Because an international answer to this question could clarify the standard of protection that corporations have to meet with regard to personal data in their care. Finally having a clear standard could contain corporate liability and reduce companies' operational expenses. Whether the US Congress also makes this leap in its deliberations over a national breach-notification bill may depend on legal experts stepping up to the plate to reshape the terms of the debate.
Let's face it: US courts have botched this one. Time and again, when plaintiffs have sued companies for exposing their personal data, the only damages courts have awarded them, if any, have been for monetary losses relating to account fraud or identity theft.
On the one hand, most large data breaches don't even lead to a rash of ID thefts. As forensics firm ID Analytics has shown in a number of case studies, lost laptops and other similar breaches involving thousands of people's sensitive information resulted in only about a dozen verifiable instances of fraud.
But is monetary loss the only criterion for personal harm? Anyone who has experienced true ID theft would say the money is only a part of the equation. The countless obstacles to getting on with life, not to mention the psychological dread, can outweigh the hard-dollar losses.
So when do privacy breaches cause harm? That's what I asked Anita Allen, a professor at the University of Pennsylvania's law school. Allen is scheduled to address this topic later this month at the International Association of Privacy Professionals Summit in the US.
"Identity theft and financial fraud are one sort of harm," Allen said. "But others include offensive publication of illicitly acquired personal information, along with hurt feelings and dashed expectations. The assault to personality and feelings is the quintessential privacy injury."

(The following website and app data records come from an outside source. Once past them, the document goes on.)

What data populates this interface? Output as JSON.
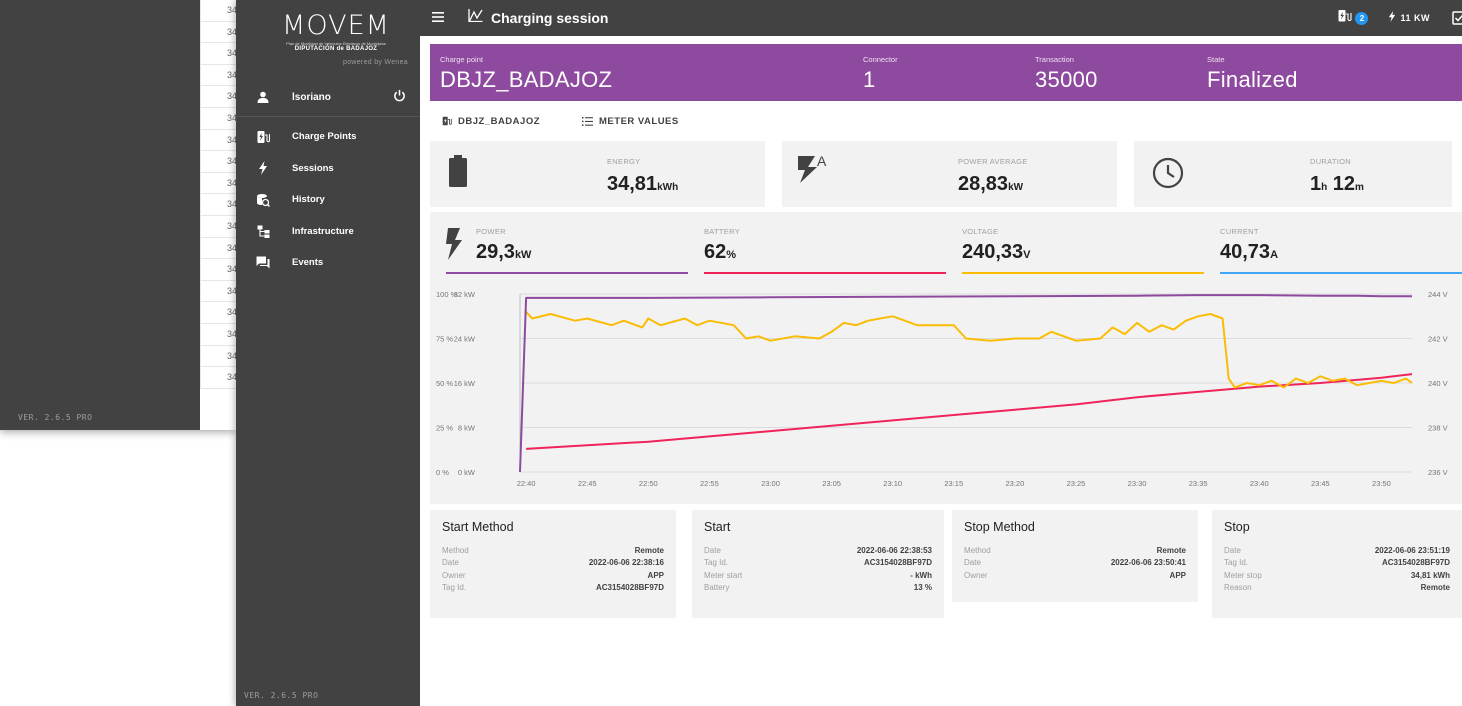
{
  "background_window": {
    "version": "VER. 2.6.5 PRO",
    "row_prefixes": [
      "34",
      "34",
      "34",
      "34",
      "34",
      "34",
      "34",
      "34",
      "34",
      "34",
      "34",
      "34",
      "34",
      "34",
      "34",
      "34",
      "34",
      "34"
    ]
  },
  "sidebar": {
    "logo_word": "MOVEM",
    "logo_subtitle": "Plan de Movilidad de Vehículos Eléctricos de Municipios",
    "logo_org": "DIPUTACIÓN de BADAJOZ",
    "powered_by": "powered by Wenea",
    "user": "lsoriano",
    "items": [
      {
        "label": "Charge Points",
        "icon": "charge-point-icon"
      },
      {
        "label": "Sessions",
        "icon": "bolt-icon"
      },
      {
        "label": "History",
        "icon": "history-icon"
      },
      {
        "label": "Infrastructure",
        "icon": "infrastructure-icon"
      },
      {
        "label": "Events",
        "icon": "events-icon"
      }
    ],
    "version": "VER. 2.6.5 PRO"
  },
  "topbar": {
    "title": "Charging session",
    "charge_badge": "2",
    "power": "11 KW"
  },
  "session": {
    "charge_point_label": "Charge point",
    "charge_point": "DBJZ_BADAJOZ",
    "connector_label": "Connector",
    "connector": "1",
    "transaction_label": "Transaction",
    "transaction": "35000",
    "state_label": "State",
    "state": "Finalized"
  },
  "tabs": {
    "charge_point": "DBJZ_BADAJOZ",
    "meter_values": "METER VALUES"
  },
  "stats": {
    "energy_label": "ENERGY",
    "energy_value": "34,81",
    "energy_unit": "kWh",
    "power_avg_label": "POWER AVERAGE",
    "power_avg_value": "28,83",
    "power_avg_unit": "kW",
    "duration_label": "DURATION",
    "duration_h": "1",
    "duration_h_unit": "h",
    "duration_m": "12",
    "duration_m_unit": "m"
  },
  "meters": {
    "power_label": "POWER",
    "power_value": "29,3",
    "power_unit": "kW",
    "battery_label": "BATTERY",
    "battery_value": "62",
    "battery_unit": "%",
    "voltage_label": "VOLTAGE",
    "voltage_value": "240,33",
    "voltage_unit": "V",
    "current_label": "CURRENT",
    "current_value": "40,73",
    "current_unit": "A"
  },
  "colors": {
    "power": "#8e4a9e",
    "battery": "#f0245a",
    "voltage": "#fbbc05",
    "current": "#42a5f5",
    "header": "#8e4a9e"
  },
  "chart_data": {
    "type": "line",
    "x": [
      "22:40",
      "22:45",
      "22:50",
      "22:55",
      "23:00",
      "23:05",
      "23:10",
      "23:15",
      "23:20",
      "23:25",
      "23:30",
      "23:35",
      "23:40",
      "23:45",
      "23:50"
    ],
    "y_left_pct_ticks": [
      "100 %",
      "75 %",
      "50 %",
      "25 %",
      "0 %"
    ],
    "y_left_kw_ticks": [
      "32 kW",
      "24 kW",
      "16 kW",
      "8 kW",
      "0 kW"
    ],
    "y_right_v_ticks": [
      "244 V",
      "242 V",
      "240 V",
      "238 V",
      "236 V"
    ],
    "ylim_kw": [
      0,
      32
    ],
    "ylim_pct": [
      0,
      100
    ],
    "ylim_v": [
      236,
      244
    ],
    "grid": true,
    "series": [
      {
        "name": "POWER",
        "axis": "kw",
        "points": [
          [
            "22:39.5",
            0
          ],
          [
            "22:40",
            31.3
          ],
          [
            "22:41",
            31.3
          ],
          [
            "22:50",
            31.3
          ],
          [
            "23:00",
            31.4
          ],
          [
            "23:10",
            31.5
          ],
          [
            "23:20",
            31.6
          ],
          [
            "23:30",
            31.7
          ],
          [
            "23:35",
            31.8
          ],
          [
            "23:40",
            31.8
          ],
          [
            "23:45",
            31.7
          ],
          [
            "23:48",
            31.7
          ],
          [
            "23:50",
            31.6
          ],
          [
            "23:52.5",
            31.6
          ]
        ]
      },
      {
        "name": "BATTERY",
        "axis": "pct",
        "points": [
          [
            "22:40",
            13
          ],
          [
            "22:45",
            15
          ],
          [
            "22:50",
            17
          ],
          [
            "22:55",
            20
          ],
          [
            "23:00",
            23
          ],
          [
            "23:05",
            26
          ],
          [
            "23:10",
            29
          ],
          [
            "23:15",
            32
          ],
          [
            "23:20",
            35
          ],
          [
            "23:25",
            38
          ],
          [
            "23:30",
            42
          ],
          [
            "23:35",
            45
          ],
          [
            "23:40",
            48
          ],
          [
            "23:45",
            50
          ],
          [
            "23:50",
            53
          ],
          [
            "23:52.5",
            55
          ]
        ]
      },
      {
        "name": "VOLTAGE",
        "axis": "v",
        "points": [
          [
            "22:40",
            243.2
          ],
          [
            "22:40.5",
            242.9
          ],
          [
            "22:42",
            243.1
          ],
          [
            "22:44",
            242.8
          ],
          [
            "22:45",
            242.9
          ],
          [
            "22:47",
            242.6
          ],
          [
            "22:48",
            242.8
          ],
          [
            "22:49.5",
            242.5
          ],
          [
            "22:50",
            242.9
          ],
          [
            "22:51",
            242.6
          ],
          [
            "22:53",
            242.9
          ],
          [
            "22:54",
            242.6
          ],
          [
            "22:55",
            242.8
          ],
          [
            "22:57",
            242.6
          ],
          [
            "22:58",
            242.0
          ],
          [
            "22:59",
            242.1
          ],
          [
            "23:00",
            241.9
          ],
          [
            "23:02",
            242.1
          ],
          [
            "23:04",
            242.0
          ],
          [
            "23:05",
            242.3
          ],
          [
            "23:06",
            242.7
          ],
          [
            "23:07",
            242.6
          ],
          [
            "23:08",
            242.8
          ],
          [
            "23:10",
            243.0
          ],
          [
            "23:11",
            242.8
          ],
          [
            "23:12",
            242.6
          ],
          [
            "23:14",
            242.6
          ],
          [
            "23:15",
            242.6
          ],
          [
            "23:16",
            242.0
          ],
          [
            "23:18",
            241.9
          ],
          [
            "23:20",
            242.0
          ],
          [
            "23:22",
            242.0
          ],
          [
            "23:23",
            242.3
          ],
          [
            "23:24",
            242.1
          ],
          [
            "23:25",
            241.9
          ],
          [
            "23:27",
            242.0
          ],
          [
            "23:28",
            242.5
          ],
          [
            "23:29",
            242.2
          ],
          [
            "23:30",
            242.7
          ],
          [
            "23:31",
            242.3
          ],
          [
            "23:32",
            242.6
          ],
          [
            "23:33",
            242.4
          ],
          [
            "23:34",
            242.8
          ],
          [
            "23:35",
            243.0
          ],
          [
            "23:36",
            243.1
          ],
          [
            "23:37",
            242.9
          ],
          [
            "23:37.5",
            240.2
          ],
          [
            "23:38",
            239.8
          ],
          [
            "23:39",
            240.0
          ],
          [
            "23:40",
            239.9
          ],
          [
            "23:41",
            240.1
          ],
          [
            "23:42",
            239.8
          ],
          [
            "23:43",
            240.2
          ],
          [
            "23:44",
            240.0
          ],
          [
            "23:45",
            240.3
          ],
          [
            "23:46",
            240.1
          ],
          [
            "23:47",
            240.2
          ],
          [
            "23:48",
            239.9
          ],
          [
            "23:49",
            240.0
          ],
          [
            "23:50",
            240.1
          ],
          [
            "23:51",
            240.0
          ],
          [
            "23:52",
            240.2
          ],
          [
            "23:52.5",
            240.0
          ]
        ]
      }
    ]
  },
  "details": [
    {
      "title": "Start Method",
      "rows": [
        [
          "Method",
          "Remote"
        ],
        [
          "Date",
          "2022-06-06 22:38:16"
        ],
        [
          "Owner",
          "APP"
        ],
        [
          "Tag Id.",
          "AC3154028BF97D"
        ]
      ]
    },
    {
      "title": "Start",
      "rows": [
        [
          "Date",
          "2022-06-06 22:38:53"
        ],
        [
          "Tag Id.",
          "AC3154028BF97D"
        ],
        [
          "Meter start",
          "- kWh"
        ],
        [
          "Battery",
          "13 %"
        ]
      ]
    },
    {
      "title": "Stop Method",
      "rows": [
        [
          "Method",
          "Remote"
        ],
        [
          "Date",
          "2022-06-06 23:50:41"
        ],
        [
          "Owner",
          "APP"
        ]
      ]
    },
    {
      "title": "Stop",
      "rows": [
        [
          "Date",
          "2022-06-06 23:51:19"
        ],
        [
          "Tag Id.",
          "AC3154028BF97D"
        ],
        [
          "Meter stop",
          "34,81 kWh"
        ],
        [
          "Reason",
          "Remote"
        ]
      ]
    }
  ]
}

To that end, we can all think of examples in our own lives where privacy exposures harmed us or people we knew. Predators who exploit information about children online, forwarded e-mail chains that damage relationships and compromising photos sent by cell phones are three examples that come to mind.
But what about the information potentially obtained by insurance companies and employers that could limit someone's economic possibilities, or information obtained by government agencies that threaten our sense of autonomy? These can all harm our human dignity.